Seaweed goes with everything! Eric Kim’s asparagus pasta cleverly draws umami from dried kelp, which flavors the rigatoni through the cooking water, and from roasted seaweed, which brings even more depth and texture as a topping. I’d never used seaweed in a creamy pasta dish before, but I’ll definitely do it again.
If you don’t already have gim in your pantry, this recipe might convince you to buy it in bulk. The roasted seaweed is great as a faintly smoky topping on, say, mushroom and cheese quesadillas, hot bowls of rice with pickles and wilted greens, and wobbly microwave-steamed eggs.

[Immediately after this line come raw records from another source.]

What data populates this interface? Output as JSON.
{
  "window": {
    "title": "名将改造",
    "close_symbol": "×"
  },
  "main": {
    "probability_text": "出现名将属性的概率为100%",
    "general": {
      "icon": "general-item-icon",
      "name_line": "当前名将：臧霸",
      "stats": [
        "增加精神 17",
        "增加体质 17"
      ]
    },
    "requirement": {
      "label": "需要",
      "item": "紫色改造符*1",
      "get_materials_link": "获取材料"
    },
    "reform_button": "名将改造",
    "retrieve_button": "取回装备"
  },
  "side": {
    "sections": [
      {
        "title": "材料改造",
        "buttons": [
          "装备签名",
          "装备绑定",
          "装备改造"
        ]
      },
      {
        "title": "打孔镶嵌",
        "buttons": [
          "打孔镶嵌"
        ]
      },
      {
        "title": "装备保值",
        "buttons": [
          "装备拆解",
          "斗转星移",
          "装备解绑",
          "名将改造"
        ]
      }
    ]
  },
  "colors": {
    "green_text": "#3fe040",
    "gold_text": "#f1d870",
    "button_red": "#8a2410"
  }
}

Strategy is key with sheet-pan dinners. Cooking absolutely everything on a sheet pan doesn’t make sense (sorry!), but cooking instant ramen noodles on a sheet pan is genius. Hetty McKinnon dresses the boiled noodles in a little sesame oil and soy sauce, then adds marinated tofu and bok choy. All that surface area in the oven means chow mein-like noodles — tender in some places, crispy in others.
It’s such a cool technique, and you can adapt it with all kinds of different marinades and ingredients. Try a soy-ginger marinade with tons of sweet corn and thinly sliced red onion, or a peanut marinade with broccoli florets and pickled chiles.
Some vegetables are more delicious when you cook them forever. If you haven’t done it before, I know the thought of simmering broccoli for an hour (a whole hour!) might seem a little bizarre, but the broccoli ends up wonderfully sweet and juicy, incredibly tender, and luxurious.
If you don’t trust me, trust Alice Waters, who published that recipe in “Chez Panisse Vegetables” back in 1996. Or trust Nigella Lawson, who stews peas for 4 to 6 hours to make the slow-cooked peas in “Cook, Eat, Repeat.” Trust Samin Nosrat, who braises her Romano beans for about 2 hours.
Still skeptical? I’ll leave you with something Clare de Boer, a chef at King in New York City, once told me. She said that if you just give some ingredients a little more time, if you don’t rush the cooking, they can “become a deeper version of themselves.” ?